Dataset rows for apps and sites
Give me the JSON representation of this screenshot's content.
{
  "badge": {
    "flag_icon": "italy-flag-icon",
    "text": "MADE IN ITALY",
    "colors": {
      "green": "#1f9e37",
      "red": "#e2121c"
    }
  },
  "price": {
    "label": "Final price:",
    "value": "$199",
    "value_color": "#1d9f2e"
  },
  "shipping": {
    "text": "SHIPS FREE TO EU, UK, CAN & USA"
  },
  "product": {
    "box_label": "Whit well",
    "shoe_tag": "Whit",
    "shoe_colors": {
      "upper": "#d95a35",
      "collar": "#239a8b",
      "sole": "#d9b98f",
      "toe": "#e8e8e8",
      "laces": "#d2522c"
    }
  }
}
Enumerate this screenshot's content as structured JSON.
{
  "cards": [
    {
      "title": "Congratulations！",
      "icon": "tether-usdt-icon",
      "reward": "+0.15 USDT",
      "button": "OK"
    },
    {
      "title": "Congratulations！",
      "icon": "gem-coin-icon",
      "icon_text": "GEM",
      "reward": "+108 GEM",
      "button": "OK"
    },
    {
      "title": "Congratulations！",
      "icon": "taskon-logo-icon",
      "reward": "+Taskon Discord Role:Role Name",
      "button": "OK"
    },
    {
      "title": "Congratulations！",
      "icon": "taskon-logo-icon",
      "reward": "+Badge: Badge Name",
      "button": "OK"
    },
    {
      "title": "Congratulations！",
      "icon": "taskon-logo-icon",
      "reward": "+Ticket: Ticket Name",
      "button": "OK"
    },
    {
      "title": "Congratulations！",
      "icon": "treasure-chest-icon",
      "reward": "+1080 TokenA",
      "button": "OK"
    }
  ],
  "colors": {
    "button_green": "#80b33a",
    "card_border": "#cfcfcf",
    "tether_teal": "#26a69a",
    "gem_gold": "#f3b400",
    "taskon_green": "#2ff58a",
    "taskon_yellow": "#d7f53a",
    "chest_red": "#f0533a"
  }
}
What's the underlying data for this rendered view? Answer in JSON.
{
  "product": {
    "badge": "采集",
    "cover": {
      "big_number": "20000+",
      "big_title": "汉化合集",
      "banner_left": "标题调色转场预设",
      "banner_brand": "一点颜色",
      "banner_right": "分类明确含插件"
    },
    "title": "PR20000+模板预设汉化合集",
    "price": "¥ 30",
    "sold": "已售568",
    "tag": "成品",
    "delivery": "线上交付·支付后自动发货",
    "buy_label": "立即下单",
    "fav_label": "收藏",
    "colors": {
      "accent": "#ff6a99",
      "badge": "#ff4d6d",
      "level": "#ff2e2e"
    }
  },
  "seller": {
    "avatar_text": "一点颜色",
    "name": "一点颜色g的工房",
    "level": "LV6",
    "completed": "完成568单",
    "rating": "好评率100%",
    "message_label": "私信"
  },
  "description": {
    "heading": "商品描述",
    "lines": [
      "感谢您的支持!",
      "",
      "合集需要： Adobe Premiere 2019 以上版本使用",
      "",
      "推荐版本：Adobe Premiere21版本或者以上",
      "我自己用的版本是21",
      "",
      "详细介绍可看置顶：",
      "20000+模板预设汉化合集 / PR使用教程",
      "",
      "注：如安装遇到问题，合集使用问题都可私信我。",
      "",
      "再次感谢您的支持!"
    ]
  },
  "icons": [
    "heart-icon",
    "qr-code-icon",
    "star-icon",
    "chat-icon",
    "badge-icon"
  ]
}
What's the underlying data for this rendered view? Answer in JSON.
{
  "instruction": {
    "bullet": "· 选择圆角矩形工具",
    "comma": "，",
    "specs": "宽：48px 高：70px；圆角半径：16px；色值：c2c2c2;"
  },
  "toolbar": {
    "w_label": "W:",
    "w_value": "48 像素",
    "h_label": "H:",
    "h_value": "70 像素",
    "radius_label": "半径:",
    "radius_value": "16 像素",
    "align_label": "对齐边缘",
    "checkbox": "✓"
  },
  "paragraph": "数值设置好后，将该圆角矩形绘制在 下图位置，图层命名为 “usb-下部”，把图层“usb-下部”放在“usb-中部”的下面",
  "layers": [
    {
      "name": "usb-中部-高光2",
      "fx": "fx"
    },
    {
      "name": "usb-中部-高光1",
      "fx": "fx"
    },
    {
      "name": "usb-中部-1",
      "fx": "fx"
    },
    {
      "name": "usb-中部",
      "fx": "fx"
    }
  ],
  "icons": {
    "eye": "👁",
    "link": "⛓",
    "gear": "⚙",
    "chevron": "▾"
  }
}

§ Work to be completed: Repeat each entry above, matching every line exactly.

§ Written answer:
Give me the JSON representation of this screenshot's content.
{
  "badge": {
    "flag_icon": "italy-flag-icon",
    "text": "MADE IN ITALY",
    "colors": {
      "green": "#1f9e37",
      "red": "#e2121c"
    }
  },
  "price": {
    "label": "Final price:",
    "value": "$199",
    "value_color": "#1d9f2e"
  },
  "shipping": {
    "text": "SHIPS FREE TO EU, UK, CAN & USA"
  },
  "product": {
    "box_label": "Whit well",
    "shoe_tag": "Whit",
    "shoe_colors": {
      "upper": "#d95a35",
      "collar": "#239a8b",
      "sole": "#d9b98f",
      "toe": "#e8e8e8",
      "laces": "#d2522c"
    }
  }
}
Enumerate this screenshot's content as structured JSON.
{
  "cards": [
    {
      "title": "Congratulations！",
      "icon": "tether-usdt-icon",
      "reward": "+0.15 USDT",
      "button": "OK"
    },
    {
      "title": "Congratulations！",
      "icon": "gem-coin-icon",
      "icon_text": "GEM",
      "reward": "+108 GEM",
      "button": "OK"
    },
    {
      "title": "Congratulations！",
      "icon": "taskon-logo-icon",
      "reward": "+Taskon Discord Role:Role Name",
      "button": "OK"
    },
    {
      "title": "Congratulations！",
      "icon": "taskon-logo-icon",
      "reward": "+Badge: Badge Name",
      "button": "OK"
    },
    {
      "title": "Congratulations！",
      "icon": "taskon-logo-icon",
      "reward": "+Ticket: Ticket Name",
      "button": "OK"
    },
    {
      "title": "Congratulations！",
      "icon": "treasure-chest-icon",
      "reward": "+1080 TokenA",
      "button": "OK"
    }
  ],
  "colors": {
    "button_green": "#80b33a",
    "card_border": "#cfcfcf",
    "tether_teal": "#26a69a",
    "gem_gold": "#f3b400",
    "taskon_green": "#2ff58a",
    "taskon_yellow": "#d7f53a",
    "chest_red": "#f0533a"
  }
}
What's the underlying data for this rendered view? Answer in JSON.
{
  "product": {
    "badge": "采集",
    "cover": {
      "big_number": "20000+",
      "big_title": "汉化合集",
      "banner_left": "标题调色转场预设",
      "banner_brand": "一点颜色",
      "banner_right": "分类明确含插件"
    },
    "title": "PR20000+模板预设汉化合集",
    "price": "¥ 30",
    "sold": "已售568",
    "tag": "成品",
    "delivery": "线上交付·支付后自动发货",
    "buy_label": "立即下单",
    "fav_label": "收藏",
    "colors": {
      "accent": "#ff6a99",
      "badge": "#ff4d6d",
      "level": "#ff2e2e"
    }
  },
  "seller": {
    "avatar_text": "一点颜色",
    "name": "一点颜色g的工房",
    "level": "LV6",
    "completed": "完成568单",
    "rating": "好评率100%",
    "message_label": "私信"
  },
  "description": {
    "heading": "商品描述",
    "lines": [
      "感谢您的支持!",
      "",
      "合集需要： Adobe Premiere 2019 以上版本使用",
      "",
      "推荐版本：Adobe Premiere21版本或者以上",
      "我自己用的版本是21",
      "",
      "详细介绍可看置顶：",
      "20000+模板预设汉化合集 / PR使用教程",
      "",
      "注：如安装遇到问题，合集使用问题都可私信我。",
      "",
      "再次感谢您的支持!"
    ]
  },
  "icons": [
    "heart-icon",
    "qr-code-icon",
    "star-icon",
    "chat-icon",
    "badge-icon"
  ]
}
What's the underlying data for this rendered view? Answer in JSON.
{
  "instruction": {
    "bullet": "· 选择圆角矩形工具",
    "comma": "，",
    "specs": "宽：48px 高：70px；圆角半径：16px；色值：c2c2c2;"
  },
  "toolbar": {
    "w_label": "W:",
    "w_value": "48 像素",
    "h_label": "H:",
    "h_value": "70 像素",
    "radius_label": "半径:",
    "radius_value": "16 像素",
    "align_label": "对齐边缘",
    "checkbox": "✓"
  },
  "paragraph": "数值设置好后，将该圆角矩形绘制在 下图位置，图层命名为 “usb-下部”，把图层“usb-下部”放在“usb-中部”的下面",
  "layers": [
    {
      "name": "usb-中部-高光2",
      "fx": "fx"
    },
    {
      "name": "usb-中部-高光1",
      "fx": "fx"
    },
    {
      "name": "usb-中部-1",
      "fx": "fx"
    },
    {
      "name": "usb-中部",
      "fx": "fx"
    }
  ],
  "icons": {
    "eye": "👁",
    "link": "⛓",
    "gear": "⚙",
    "chevron": "▾"
  }
}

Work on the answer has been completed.